Yes, the villain in this adventure is a gorilla wearing a Yankees hat. The Paw Sox will release clues each week that will guide fans toward a “Golden Soft Toss” ball redeemable for team-related prizes.
Earlier this week I noted some of the interesting giveaways the Altoona Curve have on tap for this season. There’s more where that came from, as yesterday the team released their Theme Night schedule. The highlight is “What We’re Watching Wednesdays,” explained as such in the press release.
The first “What We’re Watching Wednesday” will take place on May 4 vs. Akron and lampoon the now retired ABC phenomenon “LOST”. The team’s working title of “LOST – Locke & Locke” plays off of 2010 Curve pitcher Jeff Locke, who actually was a huge fan of the cult series, and the mysterious character John Locke from the show itself.
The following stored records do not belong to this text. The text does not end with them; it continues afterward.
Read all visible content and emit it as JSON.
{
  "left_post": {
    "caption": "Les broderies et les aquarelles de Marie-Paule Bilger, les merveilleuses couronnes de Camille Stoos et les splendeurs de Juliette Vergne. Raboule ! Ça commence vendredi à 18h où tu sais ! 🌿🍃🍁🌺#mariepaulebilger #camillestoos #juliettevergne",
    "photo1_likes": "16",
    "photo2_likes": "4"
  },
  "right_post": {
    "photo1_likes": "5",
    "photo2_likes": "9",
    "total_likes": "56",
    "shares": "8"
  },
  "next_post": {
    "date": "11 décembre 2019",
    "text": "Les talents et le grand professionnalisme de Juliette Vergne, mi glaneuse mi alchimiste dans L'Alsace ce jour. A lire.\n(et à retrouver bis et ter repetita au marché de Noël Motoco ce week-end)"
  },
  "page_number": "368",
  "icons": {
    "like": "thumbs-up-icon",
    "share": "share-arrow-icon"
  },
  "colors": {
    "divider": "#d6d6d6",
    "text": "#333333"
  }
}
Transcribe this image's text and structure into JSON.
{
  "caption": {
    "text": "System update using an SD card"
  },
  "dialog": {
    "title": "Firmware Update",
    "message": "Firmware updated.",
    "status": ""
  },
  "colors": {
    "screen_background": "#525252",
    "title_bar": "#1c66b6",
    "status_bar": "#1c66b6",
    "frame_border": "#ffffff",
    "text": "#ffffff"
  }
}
After attempting to decipher the mysteries of the island, the Curve will try their hand at crime solving on June 8 vs. Erie with “NCIS/CSI: Curve, Pa. – Law & Order SVU” night. Other “What We’re Watching Wednesdays” include “How I Met Your Mascot” on June 15 vs. New Britain, “Glenn’s Kitchen” (which will place Curve Manager of Concessions Glenn McComas in the role of Chef Gordon Ramsay) on June 29 vs. Reading, “Lawn Stars” (starring Head Groundskeeper Brian Soukup) on August 17 vs. New Hampshire and “Only in Curve, Pa. with Bill the Comic Guy” on August 24 vs. Richmond. That should “Git ‘R Done” for the WWWW theme series.
There might be remarkable parity in Major League Baseball these days, but no one tops the Minors when it comes to parody.